:: EXERCISE MATERIAL

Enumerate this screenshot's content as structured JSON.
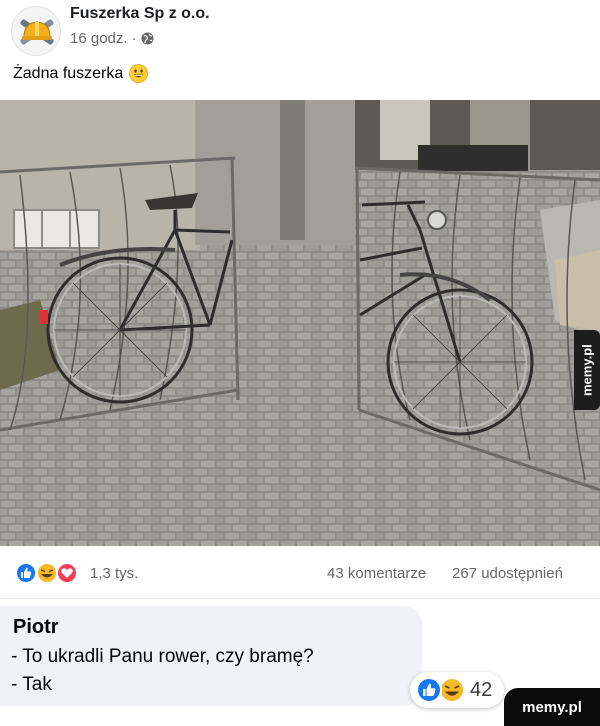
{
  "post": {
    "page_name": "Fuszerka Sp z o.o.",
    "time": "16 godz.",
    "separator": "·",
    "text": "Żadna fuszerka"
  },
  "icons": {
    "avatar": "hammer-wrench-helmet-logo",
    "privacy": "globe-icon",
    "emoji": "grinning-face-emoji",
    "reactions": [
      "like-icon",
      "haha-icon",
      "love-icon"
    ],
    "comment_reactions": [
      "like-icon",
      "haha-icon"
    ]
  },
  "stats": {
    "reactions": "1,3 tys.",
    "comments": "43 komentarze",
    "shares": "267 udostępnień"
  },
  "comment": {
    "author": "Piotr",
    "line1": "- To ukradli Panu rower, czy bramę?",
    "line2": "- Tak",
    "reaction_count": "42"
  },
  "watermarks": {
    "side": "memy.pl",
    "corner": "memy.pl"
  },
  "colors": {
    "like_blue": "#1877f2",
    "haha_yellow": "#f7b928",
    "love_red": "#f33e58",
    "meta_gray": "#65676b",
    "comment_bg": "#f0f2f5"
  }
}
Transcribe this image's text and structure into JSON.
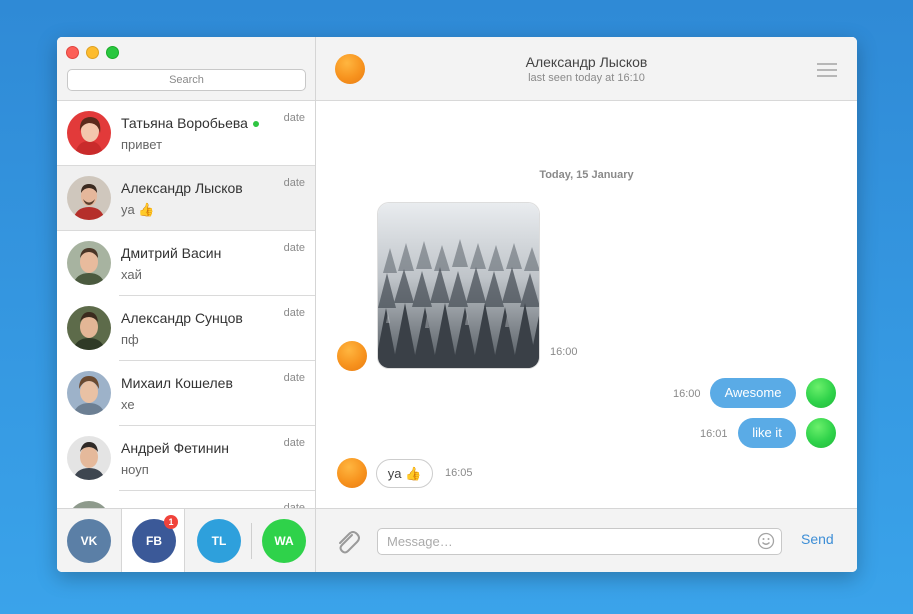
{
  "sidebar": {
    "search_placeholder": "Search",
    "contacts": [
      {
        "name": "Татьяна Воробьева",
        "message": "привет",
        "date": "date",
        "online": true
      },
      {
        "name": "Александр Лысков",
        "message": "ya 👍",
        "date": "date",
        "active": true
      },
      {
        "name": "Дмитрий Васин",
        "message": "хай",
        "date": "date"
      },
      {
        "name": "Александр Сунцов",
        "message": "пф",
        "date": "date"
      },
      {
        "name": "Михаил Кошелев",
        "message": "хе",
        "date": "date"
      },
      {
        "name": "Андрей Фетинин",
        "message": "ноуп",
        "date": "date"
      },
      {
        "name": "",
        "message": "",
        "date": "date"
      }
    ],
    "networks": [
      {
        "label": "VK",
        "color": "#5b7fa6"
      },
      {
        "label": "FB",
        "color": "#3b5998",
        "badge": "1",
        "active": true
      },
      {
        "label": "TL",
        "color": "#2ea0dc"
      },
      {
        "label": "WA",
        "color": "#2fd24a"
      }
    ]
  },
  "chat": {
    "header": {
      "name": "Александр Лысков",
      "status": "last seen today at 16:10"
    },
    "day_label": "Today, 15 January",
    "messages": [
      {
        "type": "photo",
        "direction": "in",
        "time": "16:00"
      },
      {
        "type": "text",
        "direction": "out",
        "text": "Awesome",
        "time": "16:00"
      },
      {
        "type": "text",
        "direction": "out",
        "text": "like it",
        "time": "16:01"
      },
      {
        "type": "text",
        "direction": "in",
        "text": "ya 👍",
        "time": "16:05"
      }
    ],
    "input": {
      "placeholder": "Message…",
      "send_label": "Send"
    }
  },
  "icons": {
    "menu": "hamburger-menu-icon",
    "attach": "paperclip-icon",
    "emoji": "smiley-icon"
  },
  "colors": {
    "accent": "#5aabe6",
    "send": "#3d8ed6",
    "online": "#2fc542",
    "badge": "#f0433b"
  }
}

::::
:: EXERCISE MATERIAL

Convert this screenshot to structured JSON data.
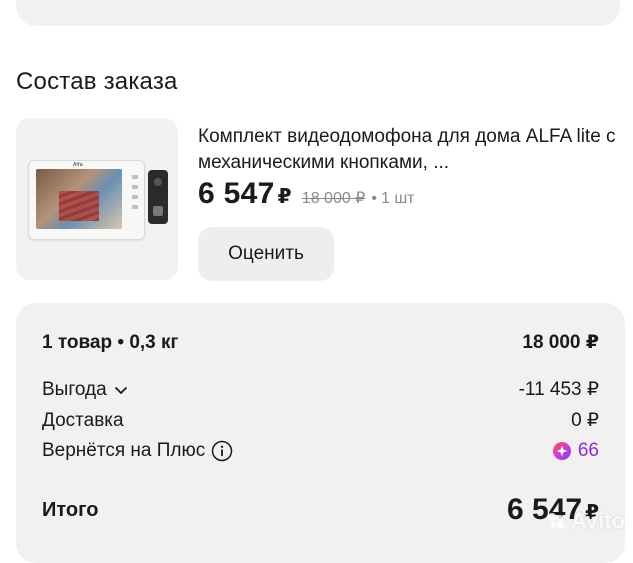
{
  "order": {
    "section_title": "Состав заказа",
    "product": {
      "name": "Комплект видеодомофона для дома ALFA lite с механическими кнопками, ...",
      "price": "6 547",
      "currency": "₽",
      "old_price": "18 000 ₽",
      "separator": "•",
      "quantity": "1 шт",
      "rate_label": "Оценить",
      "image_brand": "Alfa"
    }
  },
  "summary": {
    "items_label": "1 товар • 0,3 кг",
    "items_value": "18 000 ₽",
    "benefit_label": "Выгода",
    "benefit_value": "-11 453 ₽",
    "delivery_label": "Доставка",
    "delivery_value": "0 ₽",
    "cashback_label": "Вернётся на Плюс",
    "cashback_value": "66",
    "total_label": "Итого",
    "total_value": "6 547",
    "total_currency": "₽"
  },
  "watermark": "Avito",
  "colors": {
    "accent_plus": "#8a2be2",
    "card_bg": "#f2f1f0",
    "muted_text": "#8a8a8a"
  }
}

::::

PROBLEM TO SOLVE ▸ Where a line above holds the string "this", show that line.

REPLY TO THE TASK ▸
Enumerate this screenshot's content as structured JSON.
Transcribe this image's text and structure into JSON.
Convert this screenshot to structured JSON data.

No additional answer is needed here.